## Exercise aim
All of the entries are to be repeated exactly, with no pictures included.

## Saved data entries
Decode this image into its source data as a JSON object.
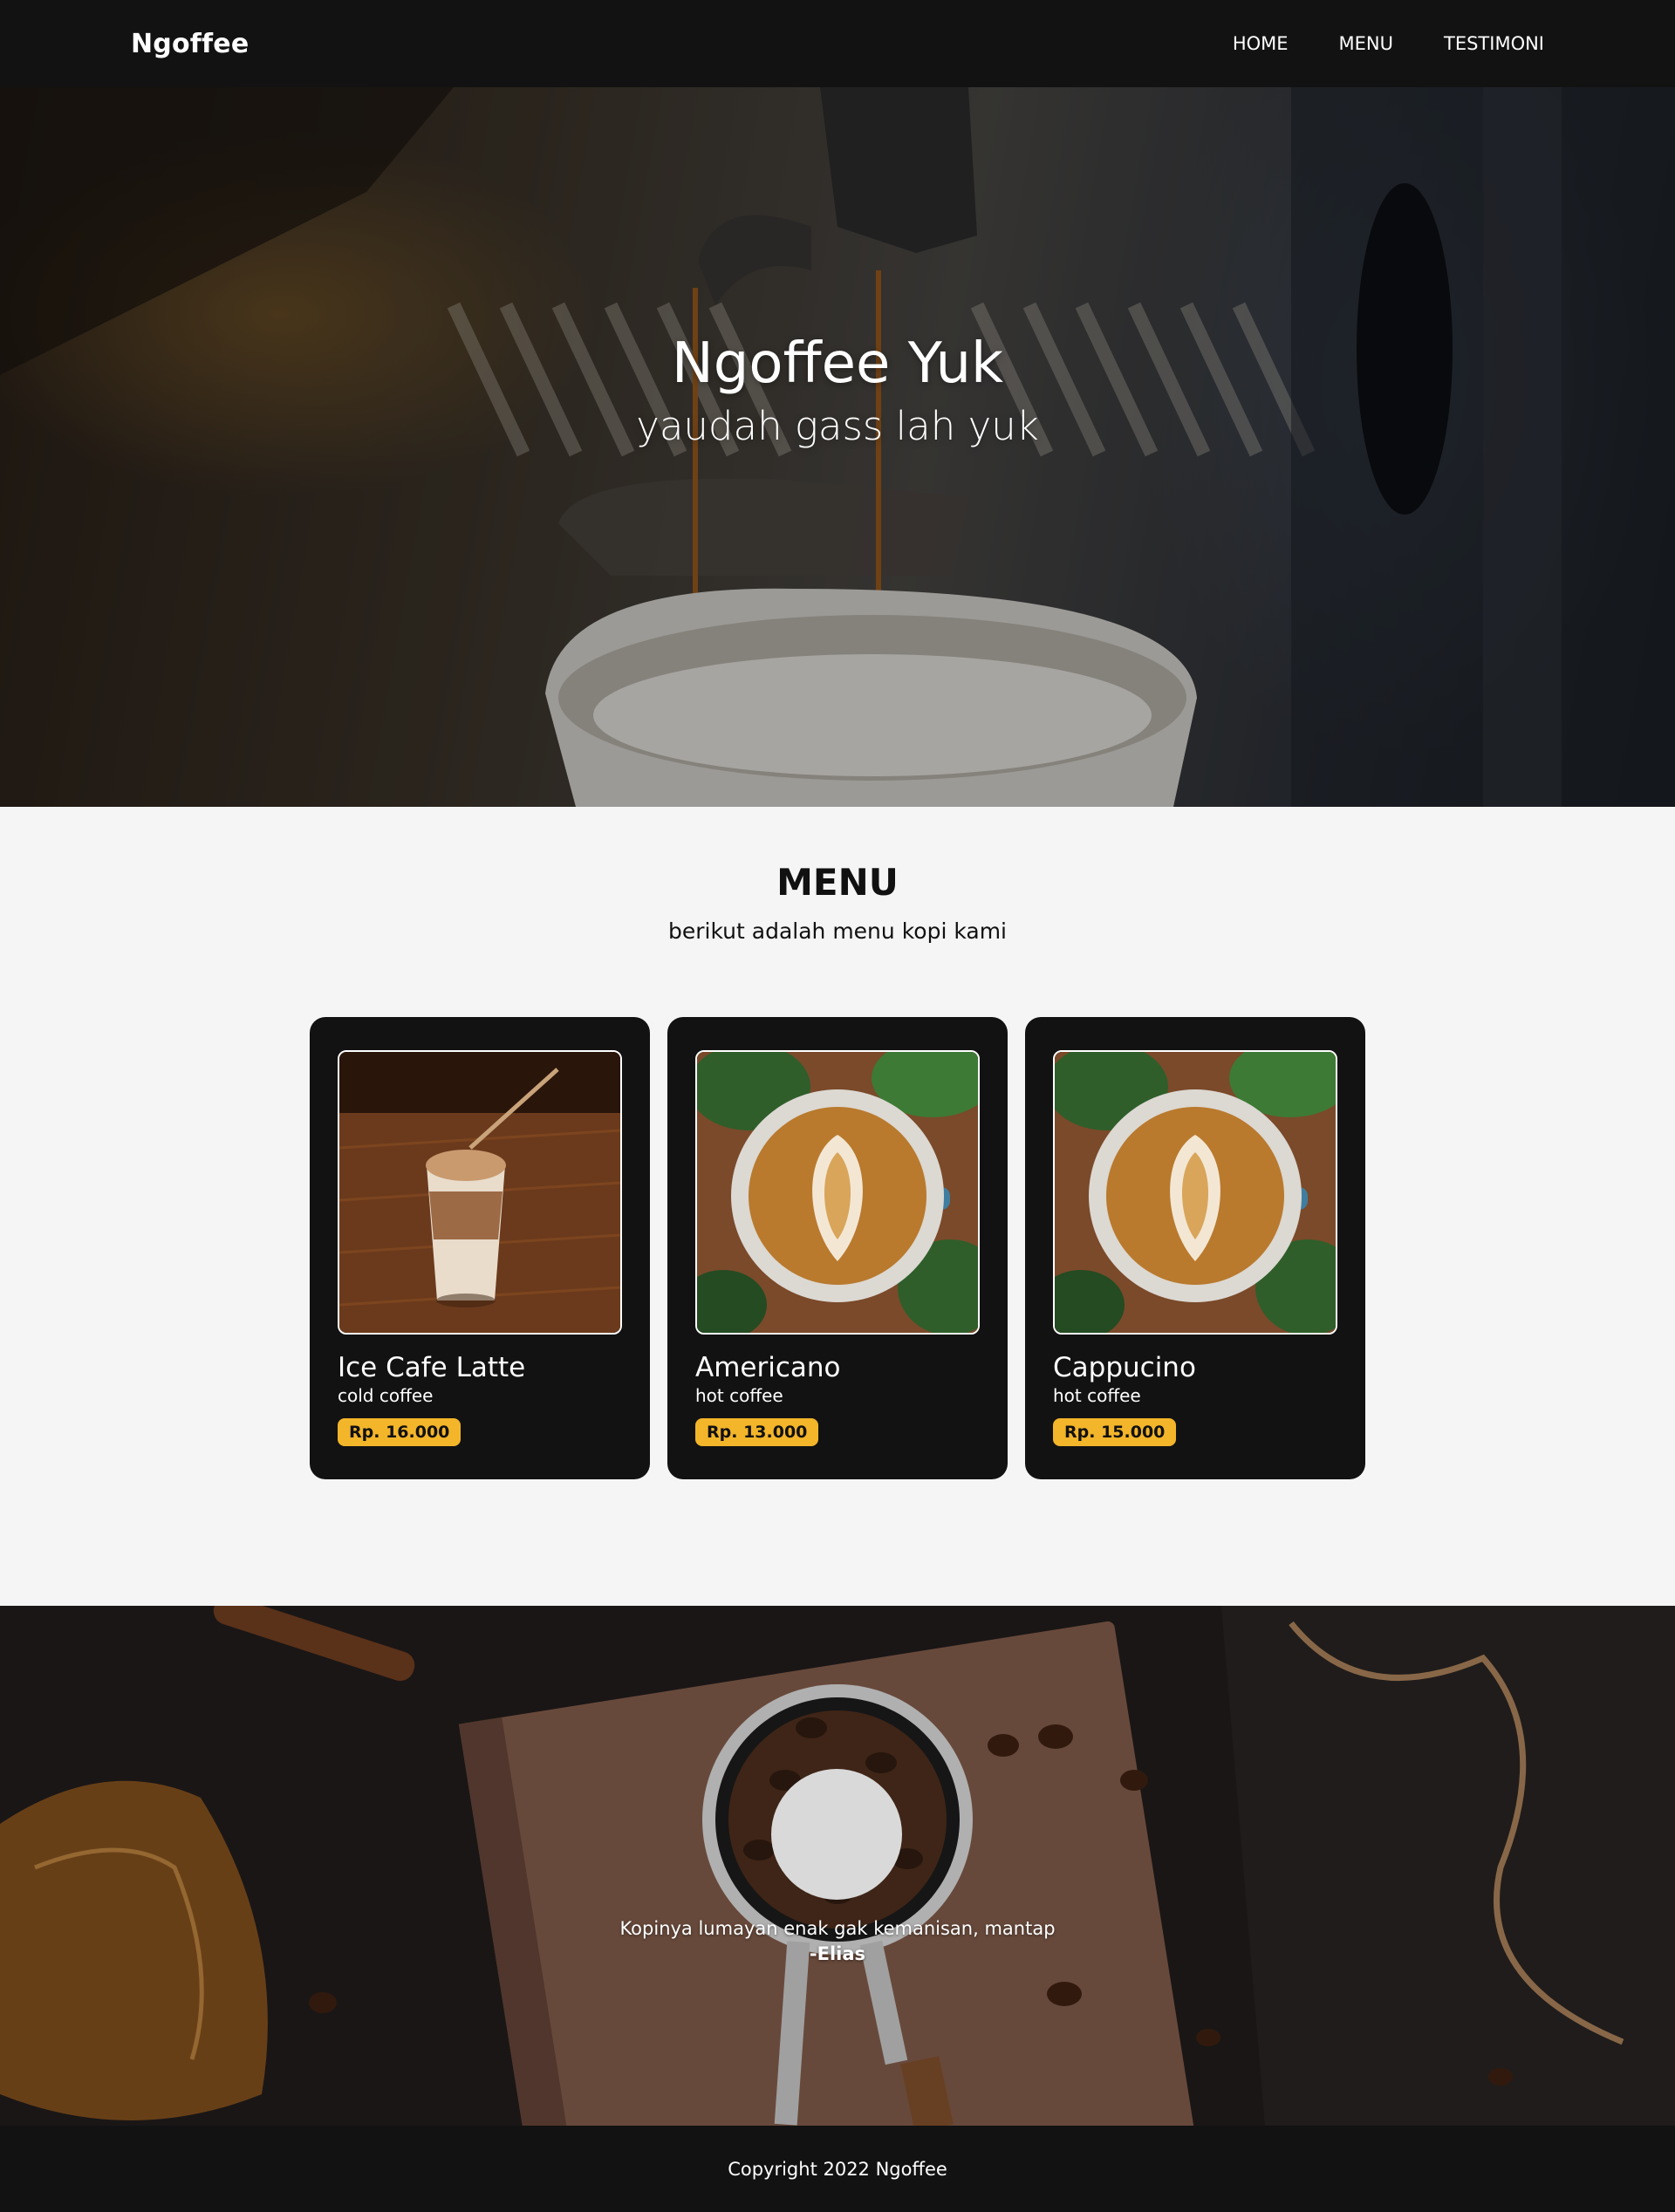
{
  "navbar": {
    "brand": "Ngoffee",
    "links": [
      {
        "label": "HOME"
      },
      {
        "label": "MENU"
      },
      {
        "label": "TESTIMONI"
      }
    ]
  },
  "hero": {
    "title": "Ngoffee Yuk",
    "subtitle": "yaudah gass lah yuk"
  },
  "menu": {
    "heading": "MENU",
    "subheading": "berikut adalah menu kopi kami",
    "items": [
      {
        "name": "Ice Cafe Latte",
        "description": "cold coffee",
        "price": "Rp. 16.000"
      },
      {
        "name": "Americano",
        "description": "hot coffee",
        "price": "Rp. 13.000"
      },
      {
        "name": "Cappucino",
        "description": "hot coffee",
        "price": "Rp. 15.000"
      }
    ]
  },
  "testimoni": {
    "quote": "Kopinya lumayan enak gak kemanisan, mantap",
    "author": "-Elias"
  },
  "footer": {
    "copyright": "Copyright 2022 Ngoffee"
  },
  "colors": {
    "dark": "#121212",
    "accent": "#f3b52a",
    "background": "#f5f5f5"
  }
}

## Answer to the exercise
Decode this image into its source data as a JSON object.
{
  "navbar": {
    "brand": "Ngoffee",
    "links": [
      {
        "label": "HOME"
      },
      {
        "label": "MENU"
      },
      {
        "label": "TESTIMONI"
      }
    ]
  },
  "hero": {
    "title": "Ngoffee Yuk",
    "subtitle": "yaudah gass lah yuk"
  },
  "menu": {
    "heading": "MENU",
    "subheading": "berikut adalah menu kopi kami",
    "items": [
      {
        "name": "Ice Cafe Latte",
        "description": "cold coffee",
        "price": "Rp. 16.000"
      },
      {
        "name": "Americano",
        "description": "hot coffee",
        "price": "Rp. 13.000"
      },
      {
        "name": "Cappucino",
        "description": "hot coffee",
        "price": "Rp. 15.000"
      }
    ]
  },
  "testimoni": {
    "quote": "Kopinya lumayan enak gak kemanisan, mantap",
    "author": "-Elias"
  },
  "footer": {
    "copyright": "Copyright 2022 Ngoffee"
  },
  "colors": {
    "dark": "#121212",
    "accent": "#f3b52a",
    "background": "#f5f5f5"
  }
}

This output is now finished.